[Records contained in a dataset]
<<<<
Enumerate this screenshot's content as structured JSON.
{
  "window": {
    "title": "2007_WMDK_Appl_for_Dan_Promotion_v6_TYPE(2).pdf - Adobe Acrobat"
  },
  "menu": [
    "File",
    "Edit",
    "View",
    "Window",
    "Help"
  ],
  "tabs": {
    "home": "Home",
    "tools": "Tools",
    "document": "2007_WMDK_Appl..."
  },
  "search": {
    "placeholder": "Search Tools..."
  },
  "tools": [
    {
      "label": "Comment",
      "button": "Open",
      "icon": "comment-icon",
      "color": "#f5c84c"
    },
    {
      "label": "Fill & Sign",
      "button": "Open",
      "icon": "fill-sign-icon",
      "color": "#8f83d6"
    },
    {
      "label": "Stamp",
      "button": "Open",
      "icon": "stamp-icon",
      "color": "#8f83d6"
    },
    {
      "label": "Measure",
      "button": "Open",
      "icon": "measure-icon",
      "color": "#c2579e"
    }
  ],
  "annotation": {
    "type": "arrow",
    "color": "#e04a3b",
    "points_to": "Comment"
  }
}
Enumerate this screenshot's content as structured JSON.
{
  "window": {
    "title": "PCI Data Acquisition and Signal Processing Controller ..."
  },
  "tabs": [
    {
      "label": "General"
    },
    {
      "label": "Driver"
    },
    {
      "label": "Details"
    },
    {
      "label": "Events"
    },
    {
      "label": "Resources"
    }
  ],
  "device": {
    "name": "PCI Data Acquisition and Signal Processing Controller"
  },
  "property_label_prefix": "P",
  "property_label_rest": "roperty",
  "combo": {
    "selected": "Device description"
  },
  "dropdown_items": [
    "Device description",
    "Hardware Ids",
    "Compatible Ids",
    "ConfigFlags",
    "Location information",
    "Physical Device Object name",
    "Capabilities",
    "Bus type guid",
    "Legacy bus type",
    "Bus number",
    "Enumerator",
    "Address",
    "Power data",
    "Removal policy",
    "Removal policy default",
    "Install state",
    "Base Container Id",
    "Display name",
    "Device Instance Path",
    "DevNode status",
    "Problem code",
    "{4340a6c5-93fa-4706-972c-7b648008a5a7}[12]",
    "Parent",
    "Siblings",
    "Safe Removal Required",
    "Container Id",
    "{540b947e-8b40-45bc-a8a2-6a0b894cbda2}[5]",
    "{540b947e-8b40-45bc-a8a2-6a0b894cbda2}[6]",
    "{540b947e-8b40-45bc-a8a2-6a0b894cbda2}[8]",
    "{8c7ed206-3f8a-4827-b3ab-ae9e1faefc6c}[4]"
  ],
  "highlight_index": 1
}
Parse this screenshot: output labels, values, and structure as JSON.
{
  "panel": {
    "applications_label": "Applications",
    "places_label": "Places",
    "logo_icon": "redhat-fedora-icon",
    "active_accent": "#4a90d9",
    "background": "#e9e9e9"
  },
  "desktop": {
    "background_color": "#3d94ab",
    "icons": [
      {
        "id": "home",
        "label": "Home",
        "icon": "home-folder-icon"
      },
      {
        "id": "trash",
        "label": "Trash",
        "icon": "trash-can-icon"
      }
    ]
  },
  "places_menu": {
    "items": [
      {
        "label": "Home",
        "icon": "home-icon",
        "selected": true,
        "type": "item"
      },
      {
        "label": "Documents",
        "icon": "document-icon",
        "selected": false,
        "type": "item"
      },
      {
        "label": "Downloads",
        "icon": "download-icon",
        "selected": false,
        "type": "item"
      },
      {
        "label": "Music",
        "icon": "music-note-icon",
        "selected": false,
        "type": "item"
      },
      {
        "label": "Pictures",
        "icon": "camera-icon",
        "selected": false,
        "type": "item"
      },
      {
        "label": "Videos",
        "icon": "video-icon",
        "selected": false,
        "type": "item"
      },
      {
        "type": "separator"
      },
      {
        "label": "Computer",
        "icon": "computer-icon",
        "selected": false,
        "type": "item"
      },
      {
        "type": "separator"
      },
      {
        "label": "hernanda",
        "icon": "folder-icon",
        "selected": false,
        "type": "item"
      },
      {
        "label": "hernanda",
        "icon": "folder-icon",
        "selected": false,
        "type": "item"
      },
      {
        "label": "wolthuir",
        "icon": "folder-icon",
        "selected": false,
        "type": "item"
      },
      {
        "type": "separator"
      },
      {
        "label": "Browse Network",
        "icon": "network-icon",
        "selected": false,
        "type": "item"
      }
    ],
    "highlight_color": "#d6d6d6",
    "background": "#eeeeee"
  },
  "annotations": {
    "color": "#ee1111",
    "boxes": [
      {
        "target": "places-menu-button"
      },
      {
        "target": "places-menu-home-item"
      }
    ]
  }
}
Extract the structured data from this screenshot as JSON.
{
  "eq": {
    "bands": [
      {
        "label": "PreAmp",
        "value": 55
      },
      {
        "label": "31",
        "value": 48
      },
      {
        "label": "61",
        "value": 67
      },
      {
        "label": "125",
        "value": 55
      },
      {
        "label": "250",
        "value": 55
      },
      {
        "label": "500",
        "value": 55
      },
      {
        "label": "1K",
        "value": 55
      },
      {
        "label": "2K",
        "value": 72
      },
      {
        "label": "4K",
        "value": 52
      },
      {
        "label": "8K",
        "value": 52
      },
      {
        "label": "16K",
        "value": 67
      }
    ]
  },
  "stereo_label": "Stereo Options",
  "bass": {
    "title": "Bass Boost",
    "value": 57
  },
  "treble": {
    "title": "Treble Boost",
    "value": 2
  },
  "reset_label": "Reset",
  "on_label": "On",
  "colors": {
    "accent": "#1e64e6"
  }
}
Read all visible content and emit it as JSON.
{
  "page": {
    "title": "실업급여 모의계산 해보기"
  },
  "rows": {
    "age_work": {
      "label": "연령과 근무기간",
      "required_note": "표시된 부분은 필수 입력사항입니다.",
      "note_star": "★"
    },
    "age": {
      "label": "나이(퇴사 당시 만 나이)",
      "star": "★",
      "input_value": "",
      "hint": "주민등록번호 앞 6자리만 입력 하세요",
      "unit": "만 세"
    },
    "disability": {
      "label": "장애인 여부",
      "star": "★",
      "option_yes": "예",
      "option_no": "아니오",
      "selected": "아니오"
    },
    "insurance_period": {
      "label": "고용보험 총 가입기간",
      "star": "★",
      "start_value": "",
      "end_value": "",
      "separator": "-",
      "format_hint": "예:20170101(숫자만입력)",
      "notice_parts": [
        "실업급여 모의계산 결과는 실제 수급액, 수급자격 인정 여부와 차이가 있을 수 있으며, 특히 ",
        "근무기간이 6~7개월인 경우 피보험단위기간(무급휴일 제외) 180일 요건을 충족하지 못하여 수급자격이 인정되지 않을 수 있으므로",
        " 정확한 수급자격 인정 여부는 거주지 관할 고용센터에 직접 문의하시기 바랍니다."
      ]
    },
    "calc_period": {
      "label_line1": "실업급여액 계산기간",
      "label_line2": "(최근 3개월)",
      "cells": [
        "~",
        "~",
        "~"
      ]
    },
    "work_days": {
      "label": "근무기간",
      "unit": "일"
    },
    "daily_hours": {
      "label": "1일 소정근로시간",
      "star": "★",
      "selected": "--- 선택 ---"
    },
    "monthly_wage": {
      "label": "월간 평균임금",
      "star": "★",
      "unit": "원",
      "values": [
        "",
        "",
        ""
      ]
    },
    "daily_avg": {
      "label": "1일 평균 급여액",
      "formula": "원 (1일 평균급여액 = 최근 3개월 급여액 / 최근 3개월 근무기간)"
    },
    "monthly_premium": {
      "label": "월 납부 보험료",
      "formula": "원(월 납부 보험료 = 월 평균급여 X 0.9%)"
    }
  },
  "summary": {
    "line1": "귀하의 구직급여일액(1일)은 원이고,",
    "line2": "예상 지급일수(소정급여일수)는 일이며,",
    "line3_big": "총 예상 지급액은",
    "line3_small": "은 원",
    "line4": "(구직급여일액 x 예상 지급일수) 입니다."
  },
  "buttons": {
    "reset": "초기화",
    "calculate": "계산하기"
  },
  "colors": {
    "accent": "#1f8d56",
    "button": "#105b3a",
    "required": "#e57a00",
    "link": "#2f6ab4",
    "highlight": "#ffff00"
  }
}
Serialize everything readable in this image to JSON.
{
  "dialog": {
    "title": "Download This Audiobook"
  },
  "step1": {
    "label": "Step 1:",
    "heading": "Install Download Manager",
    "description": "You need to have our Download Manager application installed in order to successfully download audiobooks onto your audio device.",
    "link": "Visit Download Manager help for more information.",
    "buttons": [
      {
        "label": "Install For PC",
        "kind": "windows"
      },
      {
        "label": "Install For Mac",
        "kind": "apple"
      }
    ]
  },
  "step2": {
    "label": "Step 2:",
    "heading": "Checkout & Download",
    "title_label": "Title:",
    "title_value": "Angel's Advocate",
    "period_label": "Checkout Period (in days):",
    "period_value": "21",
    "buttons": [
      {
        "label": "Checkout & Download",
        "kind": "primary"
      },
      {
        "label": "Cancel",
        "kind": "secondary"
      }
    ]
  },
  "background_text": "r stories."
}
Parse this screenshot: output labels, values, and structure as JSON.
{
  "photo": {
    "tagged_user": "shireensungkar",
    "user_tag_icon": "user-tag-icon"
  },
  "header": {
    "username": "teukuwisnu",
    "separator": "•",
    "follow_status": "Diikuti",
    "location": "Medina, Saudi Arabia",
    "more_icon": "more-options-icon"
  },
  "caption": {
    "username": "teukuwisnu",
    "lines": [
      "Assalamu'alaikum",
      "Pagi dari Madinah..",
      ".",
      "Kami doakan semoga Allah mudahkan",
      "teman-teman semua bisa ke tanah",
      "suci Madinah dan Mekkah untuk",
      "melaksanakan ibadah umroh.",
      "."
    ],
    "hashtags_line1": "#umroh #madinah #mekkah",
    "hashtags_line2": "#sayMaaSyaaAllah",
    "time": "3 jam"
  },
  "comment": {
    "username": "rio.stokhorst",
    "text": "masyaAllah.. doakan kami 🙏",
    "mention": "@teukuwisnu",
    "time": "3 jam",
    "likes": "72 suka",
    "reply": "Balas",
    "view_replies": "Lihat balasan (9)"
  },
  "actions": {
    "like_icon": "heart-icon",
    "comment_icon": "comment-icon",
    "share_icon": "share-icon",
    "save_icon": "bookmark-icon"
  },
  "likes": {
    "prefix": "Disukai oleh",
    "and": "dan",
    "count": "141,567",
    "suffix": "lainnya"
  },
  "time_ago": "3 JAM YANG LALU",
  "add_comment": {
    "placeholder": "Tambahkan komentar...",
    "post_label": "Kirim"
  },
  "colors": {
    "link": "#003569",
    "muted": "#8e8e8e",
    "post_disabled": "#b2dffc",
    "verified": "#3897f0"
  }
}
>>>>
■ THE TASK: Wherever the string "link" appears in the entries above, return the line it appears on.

■ WRITTEN REPLY:
    "link": "#2f6ab4",
    "link": "Visit Download Manager help for more information.",
    "link": "#003569",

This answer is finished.